    Apart from only taking the point of view of Verisign the fact that someone used sitefinder does not mean they supported it or went to their intended online destination. In fact I used sitefinder to find out how Verisign's actions related to cyber-squatting. The process is simple

    1) Find a famous brand and a domain involving this brand that was not registered.

    2) Type in the domain into my browser to trigger sitefinder.

    3) Look for competitive products or services to the brand in question among the paid links.

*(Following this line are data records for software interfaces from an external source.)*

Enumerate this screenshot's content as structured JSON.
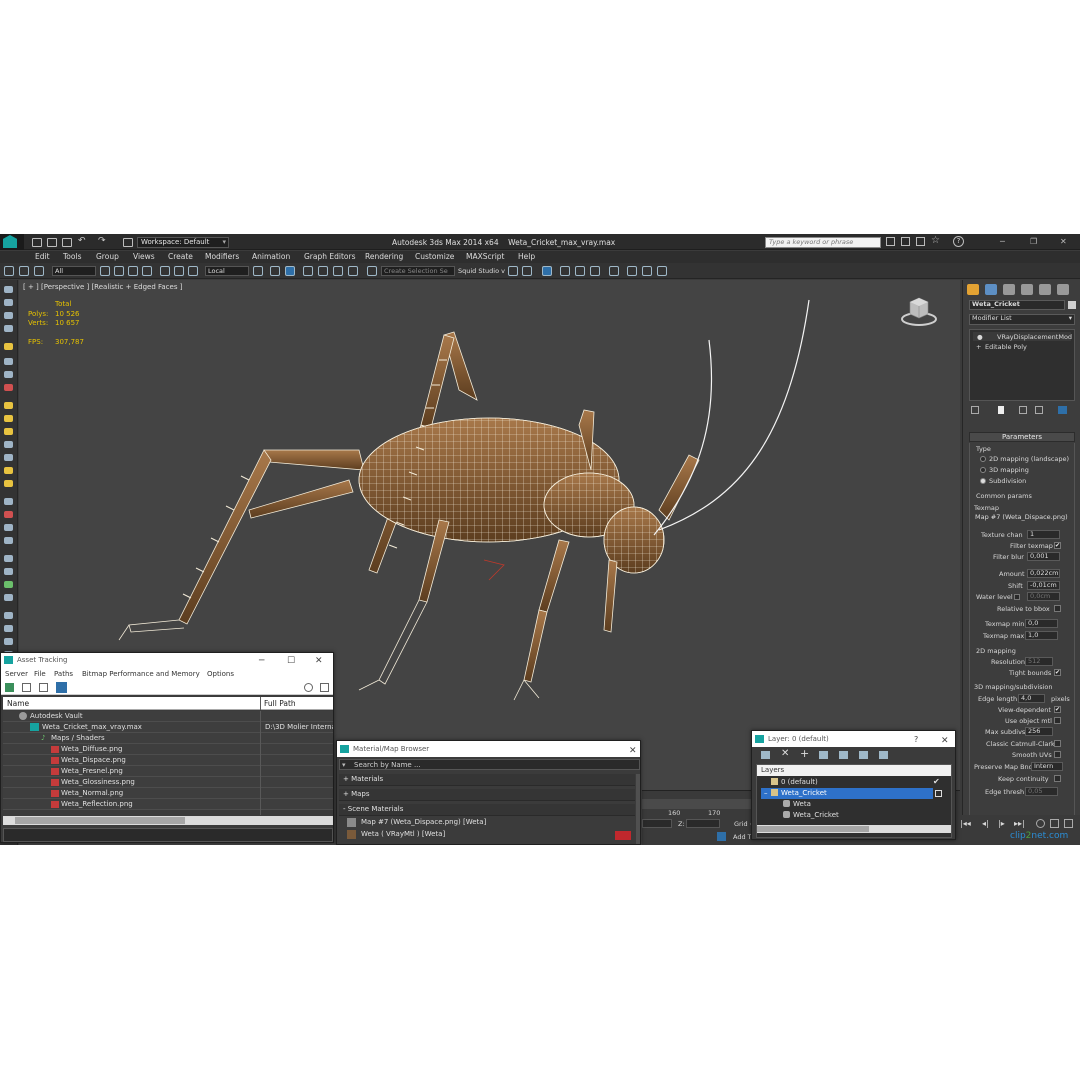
{
  "titlebar": {
    "workspace": "Workspace: Default",
    "app_title": "Autodesk 3ds Max  2014 x64",
    "file_title": "Weta_Cricket_max_vray.max",
    "search_placeholder": "Type a keyword or phrase"
  },
  "menubar": [
    "Edit",
    "Tools",
    "Group",
    "Views",
    "Create",
    "Modifiers",
    "Animation",
    "Graph Editors",
    "Rendering",
    "Customize",
    "MAXScript",
    "Help"
  ],
  "toolbar": {
    "filter_value": "All",
    "coord_value": "Local",
    "selection_set_placeholder": "Create Selection Se",
    "squid_label": "Squid Studio v"
  },
  "viewport": {
    "label": "[ + ] [Perspective ] [Realistic + Edged Faces ]",
    "stats_header": "Total",
    "polys_label": "Polys:",
    "polys_value": "10 526",
    "verts_label": "Verts:",
    "verts_value": "10 657",
    "fps_label": "FPS:",
    "fps_value": "307,787"
  },
  "command_panel": {
    "object_name": "Weta_Cricket",
    "modifier_list": "Modifier List",
    "stack": [
      "VRayDisplacementMod",
      "Editable Poly"
    ],
    "parameters_title": "Parameters",
    "type_label": "Type",
    "type_options": [
      "2D mapping (landscape)",
      "3D mapping",
      "Subdivision"
    ],
    "type_selected": "Subdivision",
    "common_params": "Common params",
    "texmap_label": "Texmap",
    "texmap_value": "Map #7 (Weta_Dispace.png)",
    "texture_chan_label": "Texture chan",
    "texture_chan_value": "1",
    "filter_texmap_label": "Filter texmap",
    "filter_blur_label": "Filter blur",
    "filter_blur_value": "0,001",
    "amount_label": "Amount",
    "amount_value": "0,022cm",
    "shift_label": "Shift",
    "shift_value": "-0,01cm",
    "water_level_label": "Water level",
    "water_level_value": "0,0cm",
    "relative_bbox_label": "Relative to bbox",
    "texmap_min_label": "Texmap min",
    "texmap_min_value": "0,0",
    "texmap_max_label": "Texmap max",
    "texmap_max_value": "1,0",
    "mapping2d_title": "2D mapping",
    "resolution_label": "Resolution",
    "resolution_value": "512",
    "tight_bounds_label": "Tight bounds",
    "mapping3d_title": "3D mapping/subdivision",
    "edge_length_label": "Edge length",
    "edge_length_value": "4,0",
    "pixels_label": "pixels",
    "view_dependent_label": "View-dependent",
    "use_object_mtl_label": "Use object mtl",
    "max_subdivs_label": "Max subdivs",
    "max_subdivs_value": "256",
    "classic_catmull_label": "Classic Catmull-Clark",
    "smooth_uvs_label": "Smooth UVs",
    "preserve_map_label": "Preserve Map Bnd",
    "preserve_map_value": "Intern",
    "keep_continuity_label": "Keep continuity",
    "edge_thresh_label": "Edge thresh",
    "edge_thresh_value": "0,05"
  },
  "asset_tracking": {
    "title": "Asset Tracking",
    "menu": [
      "Server",
      "File",
      "Paths",
      "Bitmap Performance and Memory",
      "Options"
    ],
    "col_name": "Name",
    "col_path": "Full Path",
    "rows": [
      {
        "name": "Autodesk Vault",
        "path": ""
      },
      {
        "name": "Weta_Cricket_max_vray.max",
        "path": "D:\\3D Molier Interna"
      },
      {
        "name": "Maps / Shaders",
        "path": ""
      },
      {
        "name": "Weta_Diffuse.png",
        "path": ""
      },
      {
        "name": "Weta_Dispace.png",
        "path": ""
      },
      {
        "name": "Weta_Fresnel.png",
        "path": ""
      },
      {
        "name": "Weta_Glossiness.png",
        "path": ""
      },
      {
        "name": "Weta_Normal.png",
        "path": ""
      },
      {
        "name": "Weta_Reflection.png",
        "path": ""
      }
    ]
  },
  "material_browser": {
    "title": "Material/Map Browser",
    "search_placeholder": "Search by Name ...",
    "sections": [
      "+ Materials",
      "+ Maps",
      "- Scene Materials"
    ],
    "items": [
      "Map #7 (Weta_Dispace.png)  [Weta]",
      "Weta  ( VRayMtl )  [Weta]"
    ]
  },
  "layers": {
    "title": "Layer: 0 (default)",
    "help": "?",
    "header": "Layers",
    "rows": [
      "0 (default)",
      "Weta_Cricket",
      "Weta",
      "Weta_Cricket"
    ]
  },
  "timeline": {
    "tick_160": "160",
    "tick_170": "170",
    "z_label": "Z:",
    "grid_label": "Grid =",
    "add_label": "Add T"
  },
  "watermark": {
    "part1": "clip",
    "part2": "2",
    "part3": "net",
    "part4": ".com"
  }
}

    The business purpose of sitefinder was to redirect consumers to the paid links on the sitefinder page. This does not look much different to me than a cyber-squatter who registers a domain involving a famous brand and redirects this domain to a pay per click search engine. The consumer experience in both cases is almost identical.

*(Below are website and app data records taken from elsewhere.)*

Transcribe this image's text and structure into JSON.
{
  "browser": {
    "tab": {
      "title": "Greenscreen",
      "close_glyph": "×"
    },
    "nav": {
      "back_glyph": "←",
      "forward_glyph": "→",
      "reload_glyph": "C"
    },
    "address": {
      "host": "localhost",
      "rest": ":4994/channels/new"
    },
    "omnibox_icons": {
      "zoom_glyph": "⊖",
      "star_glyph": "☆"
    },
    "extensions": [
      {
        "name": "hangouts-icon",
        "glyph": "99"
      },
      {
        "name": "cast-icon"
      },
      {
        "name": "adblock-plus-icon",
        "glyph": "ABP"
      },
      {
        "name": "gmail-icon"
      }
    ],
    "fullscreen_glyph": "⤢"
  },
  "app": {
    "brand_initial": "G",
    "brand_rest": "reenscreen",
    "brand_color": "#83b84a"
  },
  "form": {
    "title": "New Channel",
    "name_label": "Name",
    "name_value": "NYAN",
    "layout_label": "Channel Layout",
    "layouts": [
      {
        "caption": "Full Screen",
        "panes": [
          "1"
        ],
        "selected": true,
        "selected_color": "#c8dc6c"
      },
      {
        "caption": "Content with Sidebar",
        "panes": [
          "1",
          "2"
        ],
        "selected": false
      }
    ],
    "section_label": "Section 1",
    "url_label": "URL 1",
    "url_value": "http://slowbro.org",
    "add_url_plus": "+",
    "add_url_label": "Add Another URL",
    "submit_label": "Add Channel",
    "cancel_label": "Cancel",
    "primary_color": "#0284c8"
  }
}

    One can continue with numerous examples of why sitefinder was just a bad idea.

    There have been many legitimate criticisms of ICANN over the years but to rein in Verisign over sitefinder is not one of them.
    [ Reply to This | Parent ]
    SiteFinder is worse that spam
    by GeorgeK on Tuesday December 02 2003, @12:30PM (#12711)
    User #3191 Info | http://www.kirikos.com/
    I'd love to see her solution to spam. :)
    [ Reply to This | Parent ]
    Domain hijacking is the offense, not SiteFinder
    by odonnell (michael_odonnell@acm.org) on Friday December 05 2003, @08:06AM (#12716)
    User #3447 Info | http://people.cs.uchicago.edu/~odonnell/
    I'm afraid that Verisign has already won a big piece of the debate when we discuss the quality of SiteFinder. Verisign's offense was not the creation of SiteFinder, it was the hijacking of all otherwise unallocated domain names in several zones. Other parties pay fees and subject themselves to trade-name challenges in order to control the mapping of domain names. Verisign is a broker charging a sort of comission, but Verisign does not own the unregistered names, and has no proper authority to assign them in any way, whether the assignment itself appears to be benign or harmful. Verisign did not, as Ms. Arrison suggested, act as a player in a free market. Rather, it bypassed the market and arrogated without payment powers that were supposed to be offered for sale.

    Mike O'Donnell
    [ Reply to This | Parent ]

    Search ICANNWatch.org:

    Privacy Policy: We will not knowingly give out your personal data -- other than identifying your postings in the way you direct by setting your configuration options -- without a court order. All logos and trademarks in this site are property of their respective owner. The comments are property of their posters, all the rest © 2001, 2002, 2003, 2004, 2005, 2006, 2007, 2008 by ICANNWatch.Org. This web site was made with Slashcode, a web portal system written in perl. Slashcode is Free Software released under the GNU/GPL license.
    You can syndicate our headlines in .rdf, .rss, or .xml. Domain registration services donated by DomainRegistry.com